Records for processing:
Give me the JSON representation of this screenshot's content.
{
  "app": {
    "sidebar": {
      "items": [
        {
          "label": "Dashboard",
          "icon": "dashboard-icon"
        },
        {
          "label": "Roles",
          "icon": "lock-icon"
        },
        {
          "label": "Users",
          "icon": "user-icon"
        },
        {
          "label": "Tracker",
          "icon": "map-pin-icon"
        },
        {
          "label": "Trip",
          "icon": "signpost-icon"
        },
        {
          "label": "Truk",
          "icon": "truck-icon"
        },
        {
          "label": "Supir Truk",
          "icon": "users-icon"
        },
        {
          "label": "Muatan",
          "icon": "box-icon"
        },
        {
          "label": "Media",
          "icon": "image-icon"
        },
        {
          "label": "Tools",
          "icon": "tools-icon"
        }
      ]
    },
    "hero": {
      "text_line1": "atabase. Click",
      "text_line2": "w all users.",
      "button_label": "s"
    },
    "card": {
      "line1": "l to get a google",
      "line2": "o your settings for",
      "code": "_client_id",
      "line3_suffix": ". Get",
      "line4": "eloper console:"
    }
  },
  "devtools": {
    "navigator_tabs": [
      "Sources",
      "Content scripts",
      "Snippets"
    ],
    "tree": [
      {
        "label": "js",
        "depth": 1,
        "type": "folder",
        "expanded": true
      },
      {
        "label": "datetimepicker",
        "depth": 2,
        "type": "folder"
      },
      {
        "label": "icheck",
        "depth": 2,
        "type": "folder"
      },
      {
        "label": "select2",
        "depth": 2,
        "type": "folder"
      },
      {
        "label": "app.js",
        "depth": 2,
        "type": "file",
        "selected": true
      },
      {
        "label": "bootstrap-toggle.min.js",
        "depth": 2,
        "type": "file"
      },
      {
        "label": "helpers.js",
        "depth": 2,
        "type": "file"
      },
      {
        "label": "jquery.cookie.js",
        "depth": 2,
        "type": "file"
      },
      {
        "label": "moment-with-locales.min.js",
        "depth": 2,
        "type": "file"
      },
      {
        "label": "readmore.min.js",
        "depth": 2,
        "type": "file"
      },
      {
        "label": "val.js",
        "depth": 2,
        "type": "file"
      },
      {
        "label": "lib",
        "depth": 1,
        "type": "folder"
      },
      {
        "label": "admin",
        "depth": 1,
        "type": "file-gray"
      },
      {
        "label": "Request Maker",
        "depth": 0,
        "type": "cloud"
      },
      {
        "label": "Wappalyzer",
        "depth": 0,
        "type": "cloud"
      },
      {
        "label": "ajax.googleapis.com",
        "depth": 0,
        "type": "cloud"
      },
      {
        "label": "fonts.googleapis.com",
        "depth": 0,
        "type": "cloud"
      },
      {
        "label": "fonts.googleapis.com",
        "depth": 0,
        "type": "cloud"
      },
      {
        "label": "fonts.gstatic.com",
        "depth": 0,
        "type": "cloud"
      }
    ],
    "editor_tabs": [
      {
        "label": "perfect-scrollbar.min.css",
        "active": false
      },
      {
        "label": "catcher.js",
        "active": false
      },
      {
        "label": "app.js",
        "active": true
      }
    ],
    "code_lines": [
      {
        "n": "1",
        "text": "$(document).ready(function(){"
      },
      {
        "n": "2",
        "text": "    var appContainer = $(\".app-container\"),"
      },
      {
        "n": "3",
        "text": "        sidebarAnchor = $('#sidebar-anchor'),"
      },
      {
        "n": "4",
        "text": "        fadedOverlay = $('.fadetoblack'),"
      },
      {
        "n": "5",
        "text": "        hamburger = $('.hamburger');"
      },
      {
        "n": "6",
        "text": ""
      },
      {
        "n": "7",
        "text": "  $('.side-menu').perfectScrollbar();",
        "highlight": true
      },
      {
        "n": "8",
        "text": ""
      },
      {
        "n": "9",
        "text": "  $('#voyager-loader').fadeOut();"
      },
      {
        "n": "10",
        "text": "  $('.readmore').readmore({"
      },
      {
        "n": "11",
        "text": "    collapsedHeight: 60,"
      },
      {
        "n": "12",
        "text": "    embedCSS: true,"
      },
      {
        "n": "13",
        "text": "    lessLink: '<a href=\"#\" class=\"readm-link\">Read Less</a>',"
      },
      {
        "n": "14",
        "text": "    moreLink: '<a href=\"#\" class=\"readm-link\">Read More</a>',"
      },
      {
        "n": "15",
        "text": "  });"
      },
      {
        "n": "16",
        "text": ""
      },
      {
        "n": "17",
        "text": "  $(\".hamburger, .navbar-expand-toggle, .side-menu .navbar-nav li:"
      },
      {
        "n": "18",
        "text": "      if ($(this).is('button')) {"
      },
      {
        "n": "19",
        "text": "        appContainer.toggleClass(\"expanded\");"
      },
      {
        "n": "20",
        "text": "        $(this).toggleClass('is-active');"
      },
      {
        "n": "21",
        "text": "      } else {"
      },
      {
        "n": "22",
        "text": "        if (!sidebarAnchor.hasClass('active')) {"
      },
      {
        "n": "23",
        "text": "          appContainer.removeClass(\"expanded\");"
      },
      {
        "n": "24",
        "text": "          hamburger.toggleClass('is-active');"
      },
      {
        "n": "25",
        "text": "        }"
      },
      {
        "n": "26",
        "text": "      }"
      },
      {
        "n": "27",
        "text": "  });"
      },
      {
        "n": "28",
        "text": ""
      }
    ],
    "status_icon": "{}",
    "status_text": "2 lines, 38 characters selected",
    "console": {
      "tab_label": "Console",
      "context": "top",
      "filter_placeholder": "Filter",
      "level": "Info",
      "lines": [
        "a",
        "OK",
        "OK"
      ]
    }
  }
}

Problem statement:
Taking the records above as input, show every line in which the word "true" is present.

Exercise response:
        "expanded": true
        "selected": true
        "active": true
        "highlight": true
        "text": "    embedCSS: true,"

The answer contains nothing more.